Unique personality

In the United States, unique personalities are praised and celebrated (Steve Jobs, Bill Gates, Elon Musk). People look up to them and try to stand out from the crowd. I came from the country where being weird or unique can be potentially punished, so it took me some time to warm up to the idea that yes, I can have that tape holder in the shape of the cat, no one will judge me. From my experience, people would much rather have a person on their team who has one of a kind personality that they enjoy than a person who feels dry but has more skill.

Being an immigrant

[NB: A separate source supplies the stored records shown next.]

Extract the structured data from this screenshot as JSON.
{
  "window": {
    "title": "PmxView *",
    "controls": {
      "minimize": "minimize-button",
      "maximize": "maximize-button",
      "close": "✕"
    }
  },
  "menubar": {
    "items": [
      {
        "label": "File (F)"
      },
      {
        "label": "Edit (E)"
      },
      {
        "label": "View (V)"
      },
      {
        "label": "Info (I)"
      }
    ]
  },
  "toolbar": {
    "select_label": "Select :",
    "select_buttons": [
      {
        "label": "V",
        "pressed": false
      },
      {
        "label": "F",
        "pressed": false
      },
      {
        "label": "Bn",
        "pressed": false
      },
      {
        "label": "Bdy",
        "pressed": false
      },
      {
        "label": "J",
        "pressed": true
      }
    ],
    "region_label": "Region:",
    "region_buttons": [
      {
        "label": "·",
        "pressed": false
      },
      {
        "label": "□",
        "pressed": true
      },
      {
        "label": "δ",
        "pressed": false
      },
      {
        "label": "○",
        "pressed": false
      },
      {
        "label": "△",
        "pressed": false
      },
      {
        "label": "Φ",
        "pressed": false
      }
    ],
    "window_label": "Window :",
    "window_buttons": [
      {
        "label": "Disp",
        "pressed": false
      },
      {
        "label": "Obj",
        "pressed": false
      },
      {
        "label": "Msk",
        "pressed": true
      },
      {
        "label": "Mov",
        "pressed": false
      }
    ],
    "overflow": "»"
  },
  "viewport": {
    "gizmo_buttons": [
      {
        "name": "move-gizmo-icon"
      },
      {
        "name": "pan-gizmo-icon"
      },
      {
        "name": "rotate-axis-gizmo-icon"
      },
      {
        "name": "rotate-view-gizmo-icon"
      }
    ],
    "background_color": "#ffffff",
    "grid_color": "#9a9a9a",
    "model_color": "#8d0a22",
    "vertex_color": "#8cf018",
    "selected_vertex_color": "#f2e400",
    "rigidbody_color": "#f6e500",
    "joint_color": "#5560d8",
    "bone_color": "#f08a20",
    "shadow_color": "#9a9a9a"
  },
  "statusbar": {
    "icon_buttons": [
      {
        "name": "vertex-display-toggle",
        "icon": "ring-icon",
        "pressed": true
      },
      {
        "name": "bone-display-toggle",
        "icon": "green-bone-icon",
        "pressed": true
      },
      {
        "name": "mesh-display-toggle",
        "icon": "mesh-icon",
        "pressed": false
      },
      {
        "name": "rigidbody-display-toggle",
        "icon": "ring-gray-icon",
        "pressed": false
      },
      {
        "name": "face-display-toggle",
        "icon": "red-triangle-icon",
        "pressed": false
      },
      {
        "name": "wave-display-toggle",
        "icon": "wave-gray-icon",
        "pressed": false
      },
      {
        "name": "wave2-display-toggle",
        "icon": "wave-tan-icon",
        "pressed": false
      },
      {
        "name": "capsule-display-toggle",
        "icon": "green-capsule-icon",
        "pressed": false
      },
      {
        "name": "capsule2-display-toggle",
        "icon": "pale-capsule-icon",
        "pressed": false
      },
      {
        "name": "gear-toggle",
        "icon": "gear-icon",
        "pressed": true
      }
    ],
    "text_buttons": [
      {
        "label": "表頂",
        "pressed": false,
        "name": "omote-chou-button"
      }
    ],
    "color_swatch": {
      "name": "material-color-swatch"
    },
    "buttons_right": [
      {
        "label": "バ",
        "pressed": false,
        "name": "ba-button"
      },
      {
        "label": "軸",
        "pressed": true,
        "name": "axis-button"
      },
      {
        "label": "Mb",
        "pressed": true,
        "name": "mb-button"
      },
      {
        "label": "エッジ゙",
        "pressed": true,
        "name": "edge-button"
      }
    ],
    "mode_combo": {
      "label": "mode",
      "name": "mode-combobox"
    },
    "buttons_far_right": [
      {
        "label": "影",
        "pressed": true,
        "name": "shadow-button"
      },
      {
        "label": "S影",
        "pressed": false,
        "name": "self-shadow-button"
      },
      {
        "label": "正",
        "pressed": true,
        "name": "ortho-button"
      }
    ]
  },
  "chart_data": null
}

America is a very diverse country with people from all over the world. You are not alone. There are millions of people who have a life story like yours and who face very similar challenges as you do. Majority of citizens who were born in this country will not discriminate you because of your origins, however, I would be lying if I say that it wouldn’t be harder for you as an immigrant to succeed, just because you have less background here than people who were born and raised in the United States. Every immigrant must double their efforts to accomplish the same thing. I can say that all my hard work, my ambitions, and dedication paid off so far. Even in dark times, I kept trying. Be honest to yourself, make sure you did EVERYTHING you could in order to achieve your goal and become who you want to be.